The scanner did not break it as much as we thought, which is a credit to the construction of the scanner. What the fall did do, however, was dislodge the disk on top of the scanner, so we tried to put the disk back. Then we had to take it apart, because the disk doesn't fit back in from the top.  We had to take the scanner apart and attach the disk from the underside.  (Did we mention that it was all greasy to promote turning?!)



This worked, except we didn't get the motor aligned with the disk.  Well, we didn't really realize the gears needed to align between the motor and the disk.

Then we tried to take it apart again. This time, we broke off some bearing holders inside.  After complimenting its construction, it seems we had found its weakest link!  These tiny pieces of plastic poked up and supported three metal bearings.  Oops.

Not so much of a credit to the scanner, but multiple deconstructions by middle schoolers was probably not a problem that they were anticipating. We came up with a high-tech solution to the broken parts - pipe cleaners. We put pipe cleaners where the holders were, like this:



High tech operation going on here. Here's another pic of the underside of the disk, with our pipe cleaner bearing holders.


We had to take it apart once more, (that's three times if you're counting), because we didn't screw in the back properly. In order to screw it back into the base, we'd have to remove the disk from the top.  Which is what started this entire mess in the first place!  [Teacher's Note: reminds me of this.]  We think that it was originally assembled by a machine, so we can't actually put it back together properly. It does scan, though, it just doesn't have all the casing on.

So now it looks like this: 


We are running a scan as we type this.  So far, so good. 

So, it is working, but... these are all the parts that used to be in the scanner, but aren't right now....
And, just because why not, here is a scan of the Matter and Form scanner taken with our Structure Sensor using Skanect!






Friday, September 19, 2014

Avi Reichental's TED talk published

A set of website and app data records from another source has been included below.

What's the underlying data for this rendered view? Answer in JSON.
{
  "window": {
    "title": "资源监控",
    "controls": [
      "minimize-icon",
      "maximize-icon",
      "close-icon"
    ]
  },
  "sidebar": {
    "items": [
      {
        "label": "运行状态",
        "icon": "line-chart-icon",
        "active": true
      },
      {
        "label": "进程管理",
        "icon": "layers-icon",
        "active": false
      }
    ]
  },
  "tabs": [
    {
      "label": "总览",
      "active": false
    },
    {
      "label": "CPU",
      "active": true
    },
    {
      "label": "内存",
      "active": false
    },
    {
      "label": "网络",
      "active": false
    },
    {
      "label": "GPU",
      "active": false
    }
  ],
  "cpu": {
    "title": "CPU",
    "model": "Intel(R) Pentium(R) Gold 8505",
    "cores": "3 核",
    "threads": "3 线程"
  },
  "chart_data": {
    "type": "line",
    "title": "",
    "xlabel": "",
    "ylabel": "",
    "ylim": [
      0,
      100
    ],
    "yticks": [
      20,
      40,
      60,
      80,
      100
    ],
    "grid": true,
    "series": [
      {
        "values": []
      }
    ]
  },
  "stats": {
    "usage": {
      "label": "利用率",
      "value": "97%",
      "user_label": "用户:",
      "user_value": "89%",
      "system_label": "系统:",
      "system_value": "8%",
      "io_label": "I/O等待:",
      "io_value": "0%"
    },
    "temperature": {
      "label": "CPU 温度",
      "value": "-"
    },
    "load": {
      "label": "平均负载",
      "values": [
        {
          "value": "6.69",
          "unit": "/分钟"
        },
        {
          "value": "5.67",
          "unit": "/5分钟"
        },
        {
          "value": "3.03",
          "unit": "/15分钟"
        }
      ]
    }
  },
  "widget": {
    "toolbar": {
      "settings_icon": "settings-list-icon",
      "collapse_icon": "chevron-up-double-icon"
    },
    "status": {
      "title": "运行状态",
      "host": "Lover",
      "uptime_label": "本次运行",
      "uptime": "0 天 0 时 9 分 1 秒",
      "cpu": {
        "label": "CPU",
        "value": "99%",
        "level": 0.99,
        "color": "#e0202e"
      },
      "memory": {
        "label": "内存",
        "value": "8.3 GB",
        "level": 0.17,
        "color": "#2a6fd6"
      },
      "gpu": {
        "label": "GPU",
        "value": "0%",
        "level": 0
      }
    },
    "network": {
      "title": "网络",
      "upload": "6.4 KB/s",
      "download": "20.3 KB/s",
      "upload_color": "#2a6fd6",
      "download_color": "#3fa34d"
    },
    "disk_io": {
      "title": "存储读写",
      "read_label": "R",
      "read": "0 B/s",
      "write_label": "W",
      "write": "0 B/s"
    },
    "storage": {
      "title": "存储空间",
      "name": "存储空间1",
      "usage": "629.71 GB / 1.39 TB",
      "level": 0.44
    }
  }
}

Avi Reichental of 3D Systems gave a TED talk back in March 2014.  It was recently posted for our viewing pleasure.  If you enjoy 3D printing, please do yourself a favor and watch it. :)
3D printing is not going to catapult us into the future, but rather it's going to connect us with our heritage; and it's going to usher in a new era of localized, distributed manufacturing that is actually based on digital fabrication.
In this video you can see the first object ever 3D printed in 1983 by Chuck Hull.  Also, hear about the incredible story of 3D System's challenge to print Amanda Boxtel's a custom-fit and more feminine EKSO Bionics exoskeleton.  He even talks about kids and new tools such as haptics!



Of course my favorite Avi quote is "With 3D printing, complexity is free."

The best use of our digital thermometer yet!

Troubleshooting the Cube.  Again.



(more on this fix coming...)

Monday, August 25, 2014

3DPW Expo Seattle Report & Droplit DIY Kit!

This weekend, I got myself an expo pass to the 3D Printer World Expo in Seattle, WA.

Now I've got our eye on this SLA machine, Droplit, an entirely open source resin-based stereolithography (SLA) printer soon to be offered by SeeMeCNC!  It will come as a kit, although all the pieces (save for that one metal cylinder shape) are open source!  The UV source comes from a DLP projector from which you will need to remove the UV filter.  To cure the resin?  A UV nail lamp from Walmart!  Now, THAT's our kind of budget.  You can read more about the Droplit on this 3Dprint.com post.







I also got the chance to chat with the Matter and Form folks.  We will be receiving ours any day now!


A 3D printer zoetrope - what a great idea and potentially awesome collaborative school project. :)


Finally, I wanted to acknowledge the Made in Space project.  It's pretty incredible - they plan to send their first printers into microgravity on September 21!


Eventually, they hope to use moon dirt as their "filament" to build what they will need.